Baden-Baden: World Champion Viswanathan Anand was held to a draw by tournament leader Fabiano Caruana of Italy in the seventh round of the Grenke Chess Classic here.
Caruana, with white, could do little other than pressing Anand for a little time in the middle game and this turned out to be Anand's sixth draw in the tournament apart from a lone victory against Arkaditsch Naiditsch of Germany that came in round five.
The draw helped Caruana stay in the lead on 4.5 points out of a possible seven in this category-19 double round-robin tournament between six players.
With just three rounds to go, Anand and Naiditsch share the second spot on four points and they are now followed by Georg Meier of Germany and Michael Adams of England on three points apiece. Daniel Fridman of Germany is in the bottom with 2.5 points in his kitty so far.

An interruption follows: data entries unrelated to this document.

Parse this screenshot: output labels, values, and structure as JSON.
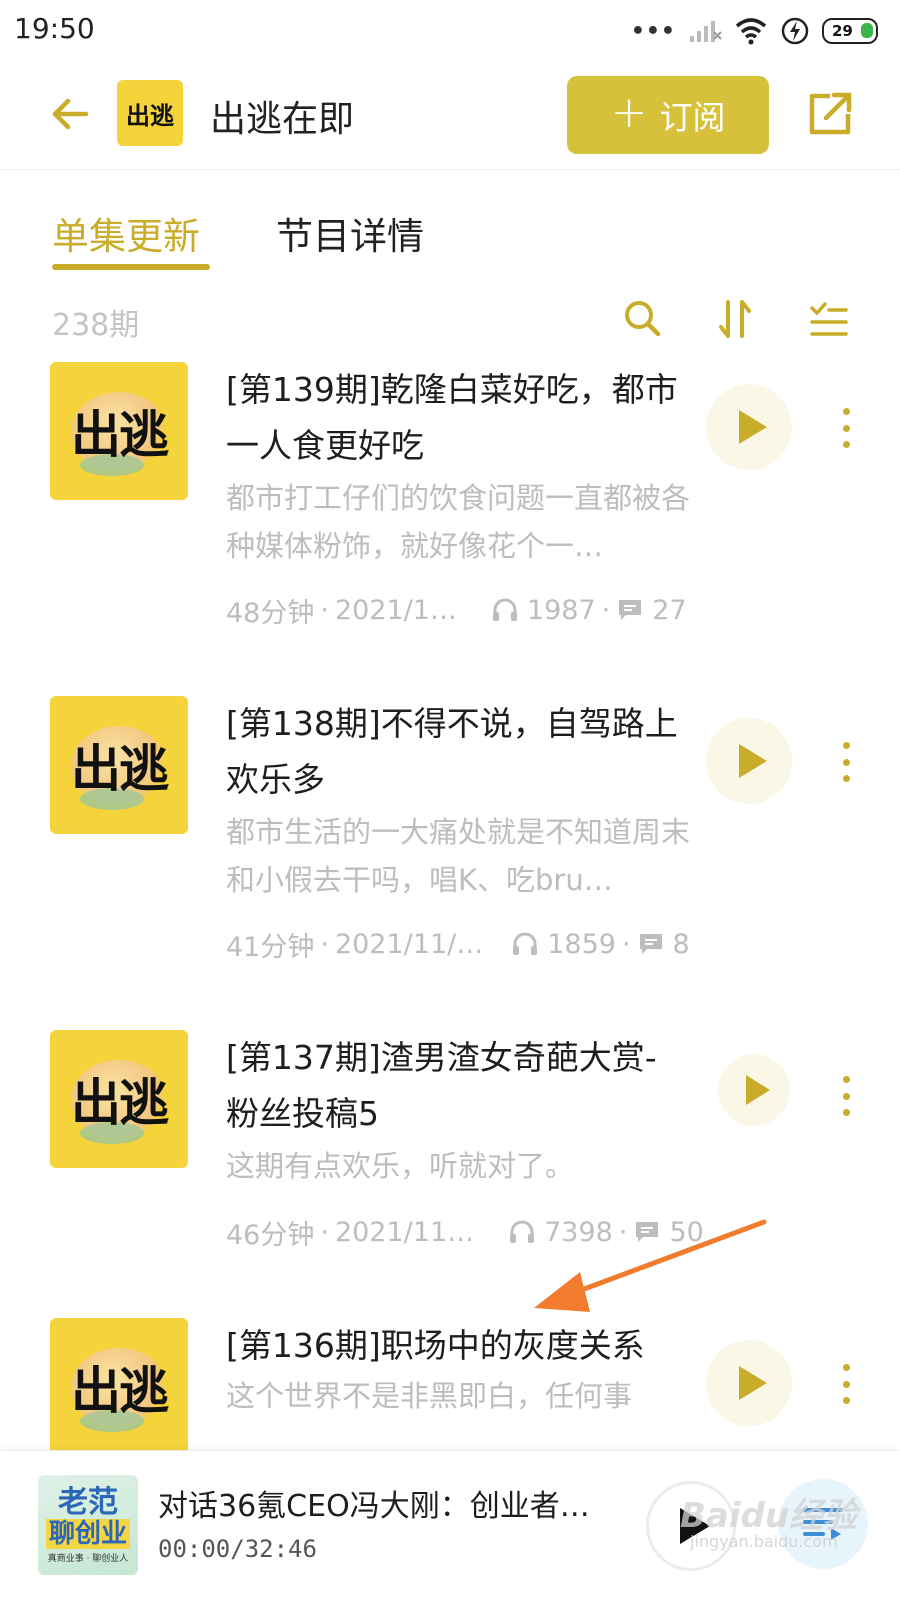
{
  "status_bar": {
    "time": "19:50",
    "signal_dots": "•••",
    "battery": "29"
  },
  "header": {
    "logo_text": "出逃",
    "title": "出逃在即",
    "subscribe_label": "订阅",
    "subscribe_plus": "+"
  },
  "tabs": [
    {
      "label": "单集更新",
      "active": true
    },
    {
      "label": "节目详情",
      "active": false
    }
  ],
  "toolbar": {
    "count": "238期"
  },
  "cover_text": "出逃",
  "episodes": [
    {
      "title": "[第139期]乾隆白菜好吃，都市一人食更好吃",
      "description": "都市打工仔们的饮食问题一直都被各种媒体粉饰，就好像花个一…",
      "duration": "48分钟",
      "date": "2021/1…",
      "plays": "1987",
      "comments": "27"
    },
    {
      "title": "[第138期]不得不说，自驾路上欢乐多",
      "description": "都市生活的一大痛处就是不知道周末和小假去干吗，唱K、吃bru…",
      "duration": "41分钟",
      "date": "2021/11/…",
      "plays": "1859",
      "comments": "8"
    },
    {
      "title": "[第137期]渣男渣女奇葩大赏-粉丝投稿5",
      "description": "这期有点欢乐，听就对了。",
      "duration": "46分钟",
      "date": "2021/11…",
      "plays": "7398",
      "comments": "50"
    },
    {
      "title": "[第136期]职场中的灰度关系",
      "description": "这个世界不是非黑即白，任何事"
    }
  ],
  "player": {
    "cover_line1": "老范",
    "cover_line2": "聊创业",
    "cover_line3": "真商业事 · 聊创业人",
    "title": "对话36氪CEO冯大刚：创业者…",
    "time": "00:00/32:46"
  },
  "watermark": {
    "main": "Baidu经验",
    "sub": "jingyan.baidu.com"
  },
  "colors": {
    "accent": "#c9ad2a",
    "subscribe_bg": "#d8c13a",
    "cover_bg": "#f5d33a",
    "annotation_arrow": "#f27b2e"
  }
}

The day yet again produced some exciting chess that has been the hallmark of the tournament. Meier scored his first victory at the expense of Fridman, while Naiditsch and Adams drew a combative games in which fortunes fluctuated both ways.
Anand chose the Najdorf Sicilian. The World champion has been trying hard with both white and black and today was another day with black pieces.

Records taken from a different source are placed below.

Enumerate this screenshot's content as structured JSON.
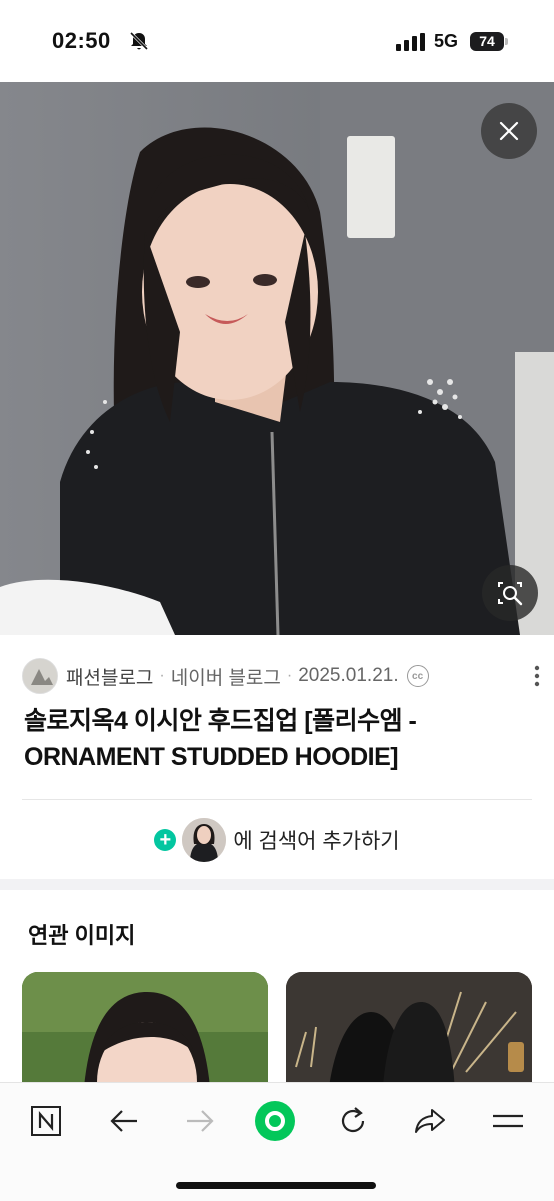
{
  "status_bar": {
    "time": "02:50",
    "network": "5G",
    "battery": "74"
  },
  "result": {
    "source_name": "패션블로그",
    "source_site": "네이버 블로그",
    "date": "2025.01.21.",
    "license_badge": "cc",
    "title": "솔로지옥4 이시안 후드집업 [폴리수엠 - ORNAMENT STUDDED HOODIE]"
  },
  "add_search": {
    "label": "에 검색어 추가하기",
    "plus": "+"
  },
  "related": {
    "title": "연관 이미지"
  },
  "icons": {
    "close": "close-icon",
    "lens": "image-search-icon",
    "more": "more-vertical-icon",
    "home": "naver-home-icon",
    "back": "back-arrow-icon",
    "forward": "forward-arrow-icon",
    "green": "green-dot-icon",
    "reload": "reload-icon",
    "share": "share-icon",
    "menu": "menu-icon"
  },
  "colors": {
    "accent": "#03c75a",
    "plus": "#03c6a0"
  }
}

Caruana went for a safe setup as white. Something that guarantees fighting for a long term advantage without much risk. The middle game arrived with Caruana fighting for an advantage and Anand was critical of his 24th move.

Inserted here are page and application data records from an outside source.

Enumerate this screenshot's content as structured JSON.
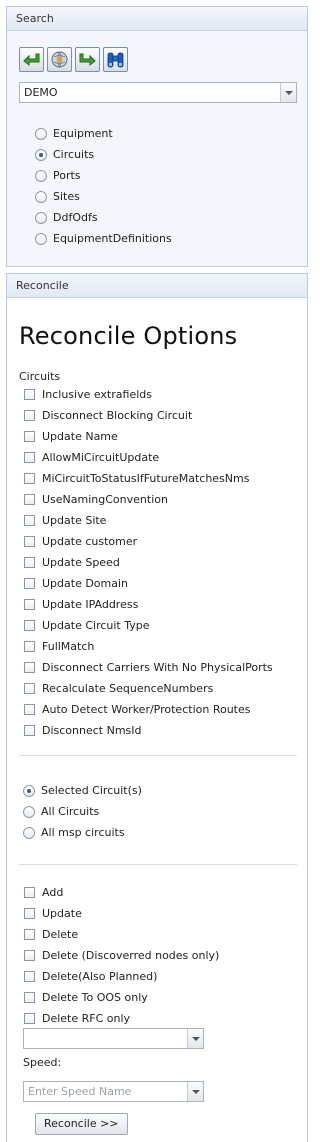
{
  "search": {
    "header": "Search",
    "toolbar": [
      {
        "name": "back-icon"
      },
      {
        "name": "globe-icon"
      },
      {
        "name": "forward-icon"
      },
      {
        "name": "binoculars-icon"
      }
    ],
    "database_value": "DEMO",
    "types": [
      {
        "label": "Equipment",
        "selected": false
      },
      {
        "label": "Circuits",
        "selected": true
      },
      {
        "label": "Ports",
        "selected": false
      },
      {
        "label": "Sites",
        "selected": false
      },
      {
        "label": "DdfOdfs",
        "selected": false
      },
      {
        "label": "EquipmentDefinitions",
        "selected": false
      }
    ]
  },
  "reconcile": {
    "header": "Reconcile",
    "title": "Reconcile Options",
    "circuits_label": "Circuits",
    "options": [
      {
        "label": "Inclusive extrafields",
        "checked": false
      },
      {
        "label": "Disconnect Blocking Circuit",
        "checked": false
      },
      {
        "label": "Update Name",
        "checked": false
      },
      {
        "label": "AllowMiCircuitUpdate",
        "checked": false
      },
      {
        "label": "MiCircuitToStatusIfFutureMatchesNms",
        "checked": false
      },
      {
        "label": "UseNamingConvention",
        "checked": false
      },
      {
        "label": "Update Site",
        "checked": false
      },
      {
        "label": "Update customer",
        "checked": false
      },
      {
        "label": "Update Speed",
        "checked": false
      },
      {
        "label": "Update Domain",
        "checked": false
      },
      {
        "label": "Update IPAddress",
        "checked": false
      },
      {
        "label": "Update Circuit Type",
        "checked": false
      },
      {
        "label": "FullMatch",
        "checked": false
      },
      {
        "label": "Disconnect Carriers With No PhysicalPorts",
        "checked": false
      },
      {
        "label": "Recalculate SequenceNumbers",
        "checked": false
      },
      {
        "label": "Auto Detect Worker/Protection Routes",
        "checked": false
      },
      {
        "label": "Disconnect NmsId",
        "checked": false
      }
    ],
    "scope": [
      {
        "label": "Selected Circuit(s)",
        "selected": true
      },
      {
        "label": "All Circuits",
        "selected": false
      },
      {
        "label": "All msp circuits",
        "selected": false
      }
    ],
    "actions": [
      {
        "label": "Add",
        "checked": false
      },
      {
        "label": "Update",
        "checked": false
      },
      {
        "label": "Delete",
        "checked": false
      },
      {
        "label": "Delete (Discoverred nodes only)",
        "checked": false
      },
      {
        "label": "Delete(Also Planned)",
        "checked": false
      },
      {
        "label": "Delete To OOS only",
        "checked": false
      },
      {
        "label": "Delete RFC only",
        "checked": false
      }
    ],
    "status_value": "",
    "speed_label": "Speed:",
    "speed_placeholder": "Enter Speed Name",
    "button_label": "Reconcile >>"
  }
}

"The rook just gets in the way, it is already unpleasant for black, it may objectively be ok but not a fun position to play," the Indian ace noted in the post game chat.
As it happened in the game, Caruana enjoyed the pull after trading the queens and towards the end of the game Anand had to find some accurate moves that he was pleased with. The game was drawn after 44 moves.
Meier was also quite happy with his effort. After missing a one-move win against Caruana in the previous round the German played out a fine technical game to beat Fridman out of a Catalan opening.
Fridman spent a lot of time in the early stages of the game to fall under time pressure and he committed the fatal error to reach a pawn less endgame. Precise calculation ensured Meier an easy victory after 60 moves.
Adams got a positional advantage out of an irregular English opening against Naiditsch but kept missing good moves to fall in some real problems. "I had a very nice position and then I gradually made it worse, steadily move by move, but not quite enough to lose," was how Adams summed up the drawn game.